The learning environment
This course will be conducted entirely online. There are no set class meeting times, but you will be required to complete weekly assignments. Registered students in this course will need to navigate between several environments. These include:
The instructional materials in this site include lessons, plus the Orientation. Each lesson contains an introduction, reading assignments, links, assessments, etc.
Canvas is the learning management system currently being used by Penn State University. In Canvas, registered students may consult course calendars; communicate with instructors, teaching assistants, and fellow students; submit assignments; receive feedback from the instructor and teaching assistant; take online quizzes and surveys; and check assignment scores and course grades. A link to Canvas appears on every page.

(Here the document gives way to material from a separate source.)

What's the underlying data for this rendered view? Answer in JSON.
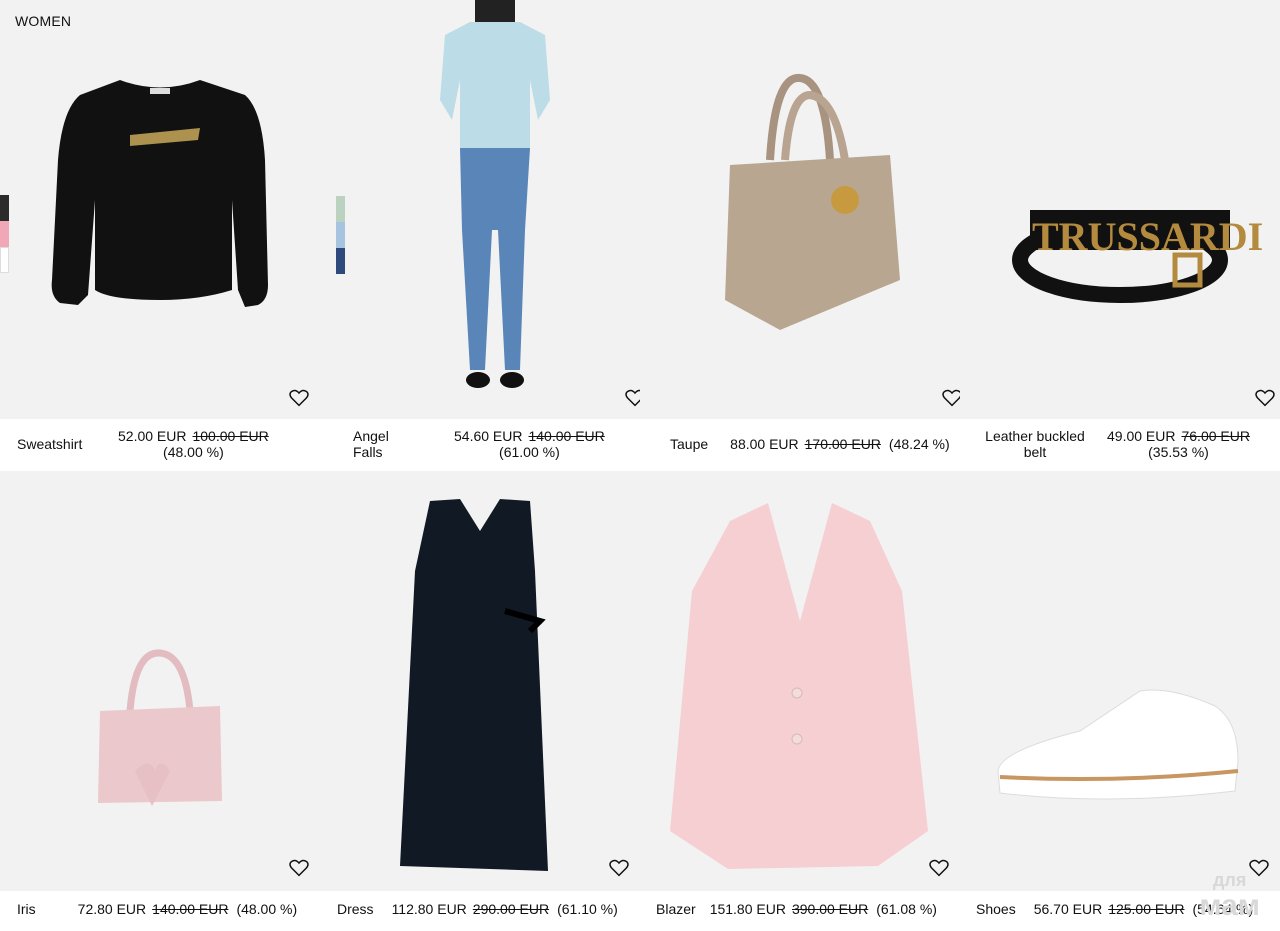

NOTE: Only students who are registered for this course will have access to the Canvas space for this course. Students who register for this Penn State course gain access to assignments and instructor feedback and earn academic credit.
Topics of study
Here is the course author, Michael Mann, discussing topics covered in this course:
The content of this course is divided into 12 lessons. Each lesson will be completed in approximately 1 week. Lesson learning activities take the form of discussions, quizzes, and online climate simulations.
- Lesson 1: Introduction to Climate and Climate Change
- Lesson 2: Climate Observations, Part 1
- Lesson 3: Climate Observations, Part 2
- Lesson 4: Modeling of the Climate System
- Lesson 5: Modeling of the Climate System (cont.); Comparing Models and Observations
- Lesson 6: Carbon Emission Scenarios
- Lesson 7: Projected Climate Changes, Part 1
- Lesson 8: Projected Climate Changes, Part 2
- Lesson 9: Climate Change Impacts
- Lesson 10: Vulnerability and Adaptation to Climate Change
- Lesson 11: Geoengineering
- Lesson 12: Reducing Greenhouse Gas Emissions
What is special about this course?
This course will rely upon a variety of methods to assess and evaluate student learning, including:
- Automated online quizzes to keep track of student performance in individual lessons and to help the instructor to ensure that students complete required assignments on schedule. Quizzes will include multiple-choice, matching, and short answer questions. They represent "low-stakes" evaluations of student progress, and are meant to encourage keeping up with the course material.
- Problem Sets to gauge students' ability to apply quantitative concepts developed in class.
- Required participation in online discussion forums to provide opportunities for the students to freely exchange thoughts and ideas and for the instructor to gauge students' progress and understanding of the material. The students will be asked to debate a variety of topics broadly outlined by the instructor and the discussions will reveal students' abilities to effectively articulate key concepts.
- Unit projects that require students to apply the principles they have learned to outstanding questions in climate change science.
- A final exam will be used to evaluate students' cumulative knowledge of the course material. This represents a "high-stakes" assessment of students' overall mastery of the course material.
Refer to the course syllabus for assignment weighting and final grade calculation.